> [What the exercise asks]
For this exercise, restate the data below with no change at all.

--*--

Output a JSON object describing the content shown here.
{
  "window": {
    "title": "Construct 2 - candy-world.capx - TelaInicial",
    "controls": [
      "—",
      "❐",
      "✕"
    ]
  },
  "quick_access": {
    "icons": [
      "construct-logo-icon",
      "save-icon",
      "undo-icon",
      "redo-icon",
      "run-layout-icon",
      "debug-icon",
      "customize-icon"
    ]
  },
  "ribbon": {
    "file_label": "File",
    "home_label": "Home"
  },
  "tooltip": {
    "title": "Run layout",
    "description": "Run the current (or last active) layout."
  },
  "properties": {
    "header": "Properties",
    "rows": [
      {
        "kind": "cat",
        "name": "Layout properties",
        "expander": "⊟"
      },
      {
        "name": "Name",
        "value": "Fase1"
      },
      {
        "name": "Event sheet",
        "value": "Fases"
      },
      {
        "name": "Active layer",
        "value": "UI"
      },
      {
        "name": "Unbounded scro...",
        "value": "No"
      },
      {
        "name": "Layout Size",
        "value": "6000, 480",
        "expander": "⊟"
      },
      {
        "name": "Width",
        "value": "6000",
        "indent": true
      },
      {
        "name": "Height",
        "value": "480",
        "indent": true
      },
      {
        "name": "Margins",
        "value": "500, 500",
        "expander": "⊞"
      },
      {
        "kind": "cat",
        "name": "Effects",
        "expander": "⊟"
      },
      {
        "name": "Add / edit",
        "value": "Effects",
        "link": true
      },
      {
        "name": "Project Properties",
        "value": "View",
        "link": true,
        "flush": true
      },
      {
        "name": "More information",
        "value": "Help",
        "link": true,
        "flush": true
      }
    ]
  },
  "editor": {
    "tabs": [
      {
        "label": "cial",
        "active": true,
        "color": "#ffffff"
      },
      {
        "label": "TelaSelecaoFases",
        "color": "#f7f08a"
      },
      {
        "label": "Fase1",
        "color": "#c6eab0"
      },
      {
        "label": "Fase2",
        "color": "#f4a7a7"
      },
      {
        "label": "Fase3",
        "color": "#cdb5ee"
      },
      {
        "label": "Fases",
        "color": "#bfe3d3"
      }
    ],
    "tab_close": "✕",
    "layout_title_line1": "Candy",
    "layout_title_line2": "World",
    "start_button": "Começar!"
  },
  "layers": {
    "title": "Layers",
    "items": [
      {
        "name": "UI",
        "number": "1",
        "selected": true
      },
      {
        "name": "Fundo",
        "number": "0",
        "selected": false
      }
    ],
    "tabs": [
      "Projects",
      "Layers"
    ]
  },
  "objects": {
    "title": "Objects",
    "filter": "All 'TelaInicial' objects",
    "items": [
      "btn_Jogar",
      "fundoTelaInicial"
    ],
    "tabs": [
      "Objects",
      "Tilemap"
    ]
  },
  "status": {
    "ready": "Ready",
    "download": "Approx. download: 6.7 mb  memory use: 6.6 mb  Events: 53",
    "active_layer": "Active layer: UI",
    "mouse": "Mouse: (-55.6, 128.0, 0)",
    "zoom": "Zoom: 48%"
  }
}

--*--

> [Response to the exercise]
Output a JSON object describing the content shown here.
{
  "window": {
    "title": "Construct 2 - candy-world.capx - TelaInicial",
    "controls": [
      "—",
      "❐",
      "✕"
    ]
  },
  "quick_access": {
    "icons": [
      "construct-logo-icon",
      "save-icon",
      "undo-icon",
      "redo-icon",
      "run-layout-icon",
      "debug-icon",
      "customize-icon"
    ]
  },
  "ribbon": {
    "file_label": "File",
    "home_label": "Home"
  },
  "tooltip": {
    "title": "Run layout",
    "description": "Run the current (or last active) layout."
  },
  "properties": {
    "header": "Properties",
    "rows": [
      {
        "kind": "cat",
        "name": "Layout properties",
        "expander": "⊟"
      },
      {
        "name": "Name",
        "value": "Fase1"
      },
      {
        "name": "Event sheet",
        "value": "Fases"
      },
      {
        "name": "Active layer",
        "value": "UI"
      },
      {
        "name": "Unbounded scro...",
        "value": "No"
      },
      {
        "name": "Layout Size",
        "value": "6000, 480",
        "expander": "⊟"
      },
      {
        "name": "Width",
        "value": "6000",
        "indent": true
      },
      {
        "name": "Height",
        "value": "480",
        "indent": true
      },
      {
        "name": "Margins",
        "value": "500, 500",
        "expander": "⊞"
      },
      {
        "kind": "cat",
        "name": "Effects",
        "expander": "⊟"
      },
      {
        "name": "Add / edit",
        "value": "Effects",
        "link": true
      },
      {
        "name": "Project Properties",
        "value": "View",
        "link": true,
        "flush": true
      },
      {
        "name": "More information",
        "value": "Help",
        "link": true,
        "flush": true
      }
    ]
  },
  "editor": {
    "tabs": [
      {
        "label": "cial",
        "active": true,
        "color": "#ffffff"
      },
      {
        "label": "TelaSelecaoFases",
        "color": "#f7f08a"
      },
      {
        "label": "Fase1",
        "color": "#c6eab0"
      },
      {
        "label": "Fase2",
        "color": "#f4a7a7"
      },
      {
        "label": "Fase3",
        "color": "#cdb5ee"
      },
      {
        "label": "Fases",
        "color": "#bfe3d3"
      }
    ],
    "tab_close": "✕",
    "layout_title_line1": "Candy",
    "layout_title_line2": "World",
    "start_button": "Começar!"
  },
  "layers": {
    "title": "Layers",
    "items": [
      {
        "name": "UI",
        "number": "1",
        "selected": true
      },
      {
        "name": "Fundo",
        "number": "0",
        "selected": false
      }
    ],
    "tabs": [
      "Projects",
      "Layers"
    ]
  },
  "objects": {
    "title": "Objects",
    "filter": "All 'TelaInicial' objects",
    "items": [
      "btn_Jogar",
      "fundoTelaInicial"
    ],
    "tabs": [
      "Objects",
      "Tilemap"
    ]
  },
  "status": {
    "ready": "Ready",
    "download": "Approx. download: 6.7 mb  memory use: 6.6 mb  Events: 53",
    "active_layer": "Active layer: UI",
    "mouse": "Mouse: (-55.6, 128.0, 0)",
    "zoom": "Zoom: 48%"
  }
}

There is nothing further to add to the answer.